What is Barbershop Harmony?

Barbershop harmony is a style of vocal music characterized by consonant four-part chords for every melody note, except for occasional short passages which may be sung by less than four voices. It is invariably sung without accompaniment and is described as “A Cappella” music.

The parts, or voices, from highest to lowest, are called Tenor, Lead, Baritone and Bass. The melody is usually carried by the Lead, with Toner consistently singing higher harmonizing notes, the Bass singing the lower harmonizing notes, and the Baritone completing the chord, either above or below the Lead. The melody may occasionally be sung by the Baritone or Bass, but not by the Tenor except for an infrequent note or two to avoid awkward voicing of a chord, or for special effects, such as in introductions or in the coda (“tag” or song ending).

Barbershop music uses a minimum of sixth and ninth chords, and dissonant chords containing the Major 7th or Minor 2nd intervals. It features triads and Major-Minor 7th chords (“Barbershop seventh chords”) resolving primarily on the circle of fifths. The basic harmonization may be embellished with additional chord progressions wherever these may artistically serve to maintain rhythmic interest, to carry over between phrases, and to introduce or close the song effectively.

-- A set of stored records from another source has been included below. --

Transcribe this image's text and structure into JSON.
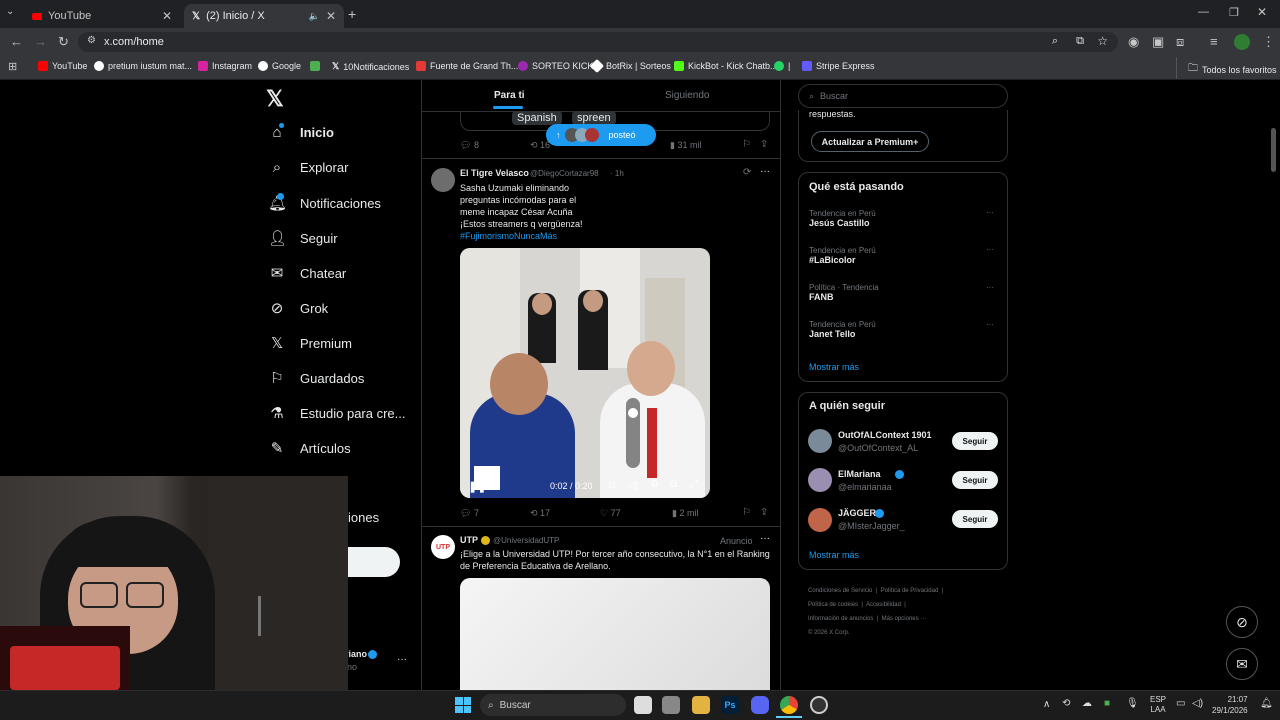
{
  "browser": {
    "tabs": [
      {
        "label": "YouTube"
      },
      {
        "label": "(2) Inicio / X"
      }
    ],
    "url": "x.com/home",
    "bookmarks": [
      "YouTube",
      "pretium iustum mat...",
      "Instagram",
      "Google",
      "10Notificaciones",
      "Fuente de Grand Th...",
      "SORTEO KICK",
      "BotRix | Sorteos",
      "KickBot - Kick Chatb...",
      "|",
      "Stripe Express"
    ],
    "all_bookmarks": "Todos los favoritos"
  },
  "nav": {
    "items": [
      "Inicio",
      "Explorar",
      "Notificaciones",
      "Seguir",
      "Chatear",
      "Grok",
      "Premium",
      "Guardados",
      "Estudio para cre...",
      "Artículos"
    ],
    "partial_item": "iones",
    "account_partial": "ariano",
    "account_handle_partial": "iano",
    "more": "···"
  },
  "feed": {
    "tabs": [
      "Para ti",
      "Siguiendo"
    ],
    "prev_post": {
      "caption_words": [
        "Spanish",
        "spreen"
      ],
      "posted_pill": "posteó",
      "replies": "8",
      "reposts": "16",
      "views": "31 mil"
    },
    "post1": {
      "name": "El Tigre Velasco",
      "handle": "@DiegoCortazar98",
      "time": "· 1h",
      "text_lines": [
        "Sasha Uzumaki eliminando",
        "preguntas incómodas para el",
        "meme incapaz César Acuña",
        "¡Estos streamers q vergüenza!"
      ],
      "hashtag": "#FujimorismoNuncaMás",
      "video_time": "0:02 / 0:20",
      "replies": "7",
      "reposts": "17",
      "likes": "77",
      "views": "2 mil"
    },
    "post2": {
      "name": "UTP",
      "handle": "@UniversidadUTP",
      "label": "Anuncio",
      "text": "¡Elige a la Universidad UTP! Por tercer año consecutivo, la N°1 en el Ranking de Preferencia Educativa de Arellano."
    }
  },
  "right": {
    "search_placeholder": "Buscar",
    "premium_partial": "respuestas.",
    "premium_button": "Actualizar a Premium+",
    "trending_title": "Qué está pasando",
    "trends": [
      {
        "context": "Tendencia en Perú",
        "name": "Jesús Castillo"
      },
      {
        "context": "Tendencia en Perú",
        "name": "#LaBicolor"
      },
      {
        "context": "Política · Tendencia",
        "name": "FANB"
      },
      {
        "context": "Tendencia en Perú",
        "name": "Janet Tello"
      }
    ],
    "show_more": "Mostrar más",
    "follow_title": "A quién seguir",
    "follow": [
      {
        "name": "OutOfALContext 1901",
        "handle": "@OutOfContext_AL",
        "btn": "Seguir"
      },
      {
        "name": "ElMariana",
        "handle": "@elmarianaa",
        "btn": "Seguir"
      },
      {
        "name": "JÄGGER",
        "handle": "@MIsterJagger_",
        "btn": "Seguir"
      }
    ],
    "follow_more": "Mostrar más",
    "footer": [
      "Condiciones de Servicio",
      "Política de Privacidad",
      "Política de cookies",
      "Accesibilidad",
      "Información de anuncios",
      "Más opciones ···",
      "© 2026 X Corp."
    ]
  },
  "taskbar": {
    "search": "Buscar",
    "lang": "ESP",
    "lang2": "LAA",
    "time": "21:07",
    "date": "29/1/2026"
  },
  "colors": {
    "accent": "#1d9bf0",
    "bg": "#000000",
    "chrome": "#35363a"
  }
}
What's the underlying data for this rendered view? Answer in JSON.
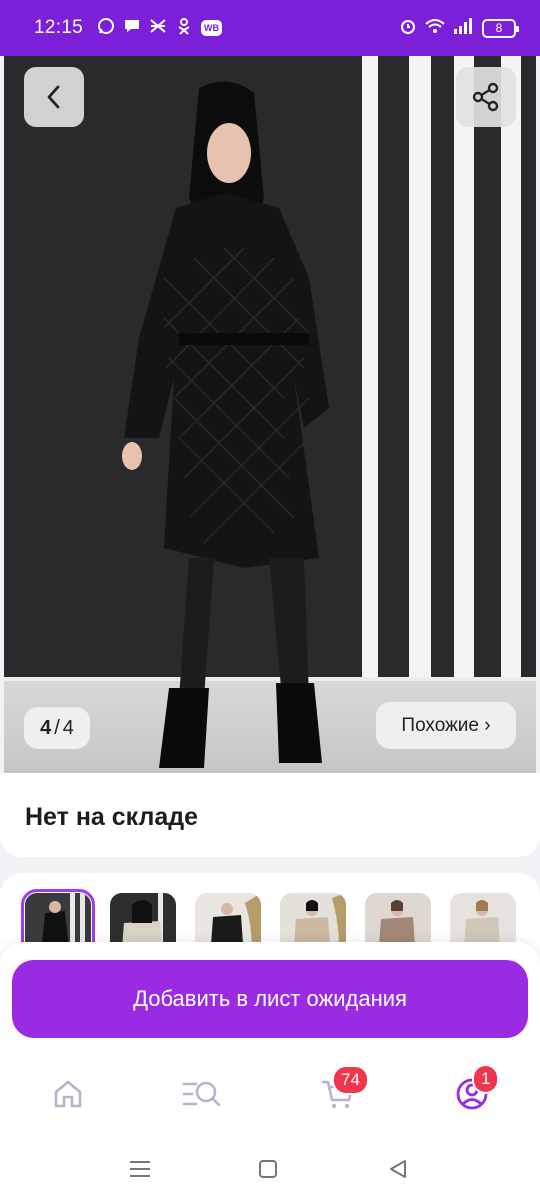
{
  "status_bar": {
    "time": "12:15",
    "notification_icons": [
      "whatsapp-icon",
      "chat-icon",
      "app-icon",
      "ok-icon",
      "wb-icon"
    ],
    "wb_label": "WB",
    "battery_level": "8",
    "accent_color": "#7b1fd8"
  },
  "gallery": {
    "current": "4",
    "separator": "/",
    "total": "4",
    "similar_label": "Похожие ›"
  },
  "product": {
    "stock_status": "Нет на складе"
  },
  "thumbnails": {
    "count": 6,
    "active_index": 0
  },
  "actions": {
    "waitlist_label": "Добавить в лист ожидания",
    "button_color": "#9a2be2"
  },
  "tabbar": {
    "cart_badge": "74",
    "profile_badge": "1",
    "badge_color": "#f0364d",
    "icons": [
      "home-icon",
      "catalog-search-icon",
      "cart-icon",
      "profile-icon"
    ]
  },
  "system_nav": {
    "icons": [
      "menu-icon",
      "home-square-icon",
      "back-triangle-icon"
    ]
  }
}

Barbershop music is not sung in the tempered tuning of mechanical keyboard instruments, but in more acoustically correct tuning in which the singers pay close attention to enharmonic pitch adjustments, thus producing a clear interlocking of the voices and a reinforcement of the overtones which gives the characteristic “ring” of the chords.